Q: How fast is JSINQ?
again be negligible. If you run into performance problems when using JSINQ, make sure your queries are defined in a scope where they are not compiled over and over again.
Q: Is JSINQ ready for production use?
A: Yes, for the most part! The "Enumerable" part of JSINQ is reasonably well-tested and is generally considered to be "safe" but the query compiler is still in a rather "experimental" stage. What you should note though is that
if the query compiler produces correct output for a specific query, it is very likely to continue to do so in the future. In other words: bugs in the query compiler are likely to show up early and if a query compiles without errors once, it will not fail the
second time (barring the influence of cosmic rays).
Q: Is JSINQ prone to "SQL injections"?
A: You mean JSINQ-injections? Yes it is, but only if you are doing it wrong! Since you specify your queries as strings, they are
theoretically prone to the same kind of injection-type attacks that you get with SQL,
but only if you are piecing together your queries with unvalidated strings that you somehow obtain from the user. Of course that is absolutely not how you should write your queries. If you have to get variables into your query,
use placeholders! Placeholders are not replaced textually, i.e. you can't hijack a JSINQ query using a bad string passed in via a placeholder. Also, since JSINQ runs on the client, even if it was prone to injection-type attacks, it wouldn't really
matter because you should never trust anything that comes from the client, ever.
Q: Is JSINQ better than jQuery, Prototype,...?
Q: Does JSINQ support nested queries?
A: Theoretically: yes. You can assign query objects to placeholders or you can even define nested queries inline using anonymous functions.
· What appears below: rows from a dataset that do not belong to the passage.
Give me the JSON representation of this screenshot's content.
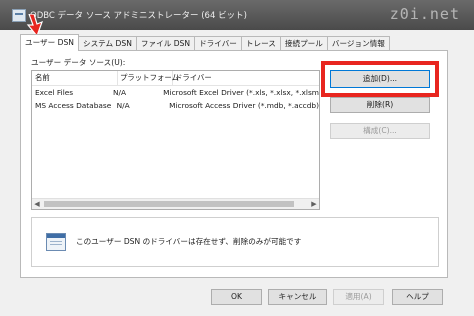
{
  "window": {
    "title": "ODBC データ ソース アドミニストレーター (64 ビット)",
    "watermark": "z0i.net"
  },
  "tabs": [
    {
      "label": "ユーザー DSN",
      "active": true
    },
    {
      "label": "システム DSN"
    },
    {
      "label": "ファイル DSN"
    },
    {
      "label": "ドライバー"
    },
    {
      "label": "トレース"
    },
    {
      "label": "接続プール"
    },
    {
      "label": "バージョン情報"
    }
  ],
  "panel": {
    "group_label": "ユーザー データ ソース(U):",
    "columns": [
      "名前",
      "プラットフォーム",
      "ドライバー"
    ],
    "rows": [
      {
        "name": "Excel Files",
        "platform": "N/A",
        "driver": "Microsoft Excel Driver (*.xls, *.xlsx, *.xlsm"
      },
      {
        "name": "MS Access Database",
        "platform": "N/A",
        "driver": "Microsoft Access Driver (*.mdb, *.accdb)"
      }
    ],
    "buttons": {
      "add": "追加(D)...",
      "remove": "削除(R)",
      "configure": "構成(C)..."
    },
    "info_text": "このユーザー DSN のドライバーは存在せず、削除のみが可能です"
  },
  "footer": {
    "ok": "OK",
    "cancel": "キャンセル",
    "apply": "適用(A)",
    "help": "ヘルプ"
  },
  "colors": {
    "highlight": "#e8251f",
    "focus": "#0078d7"
  }
}
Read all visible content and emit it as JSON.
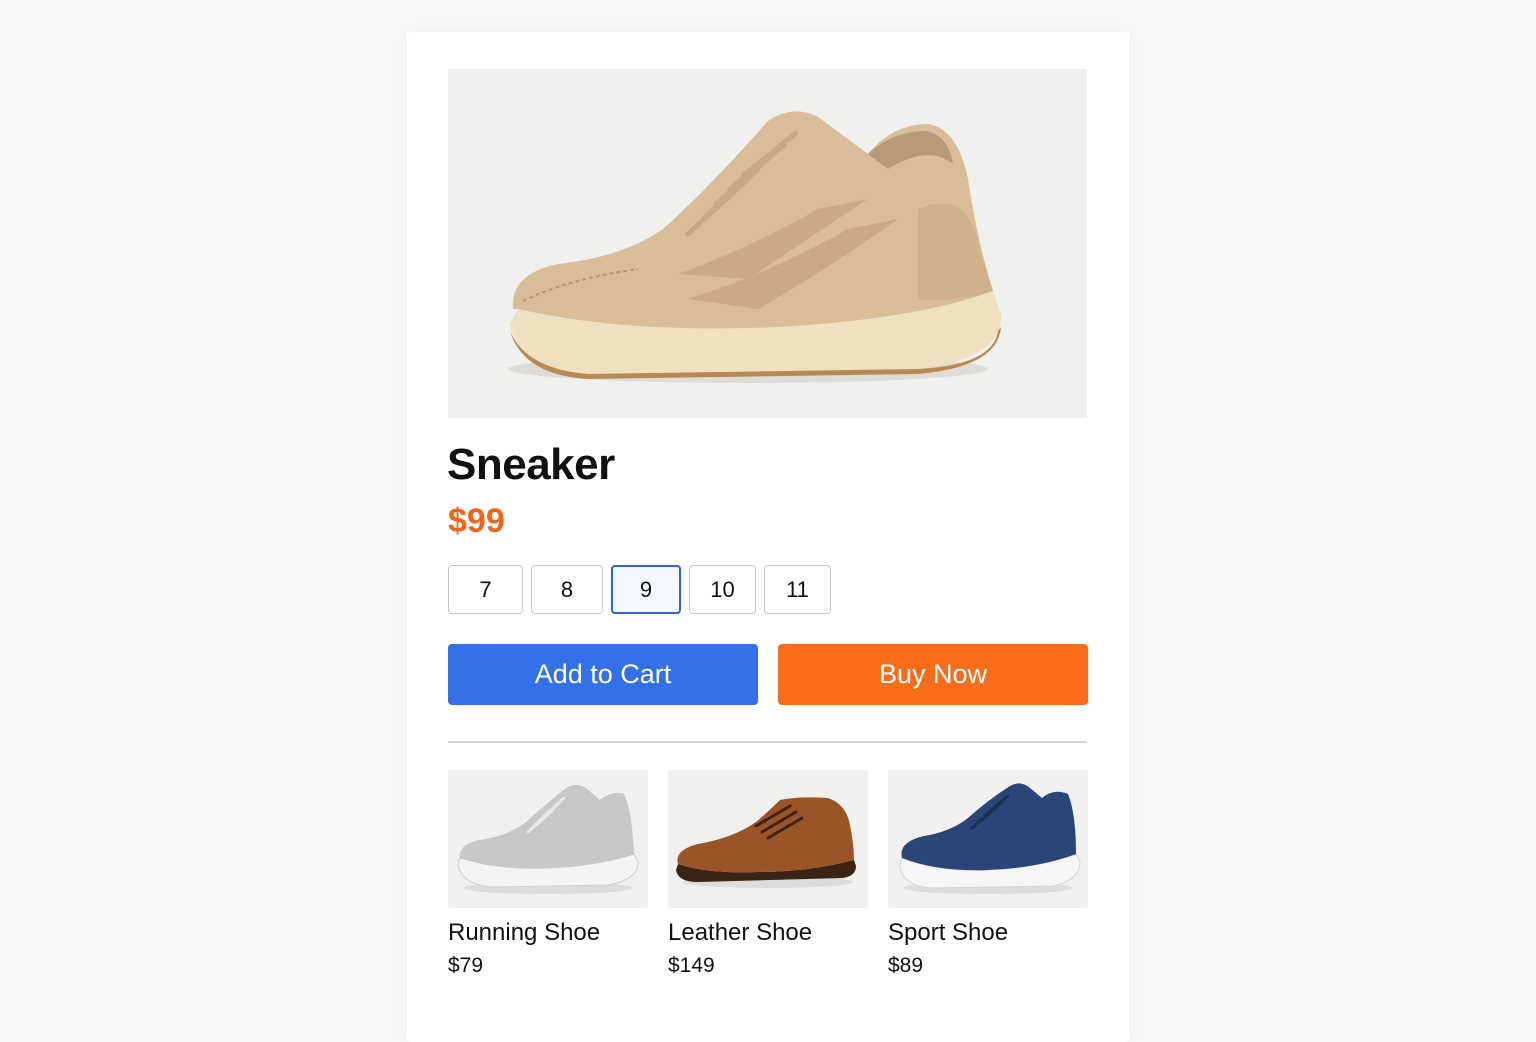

Q: What does JSINQ stand for?
Q: Is there a "JSINQ to XML"?
Q: How do you pronounce JSINQ?
A: I pronounce it Jay-Sink, but you may also pronounce it Jay-Ess-Ink or Ja-Zink (the sound a broken cash register makes).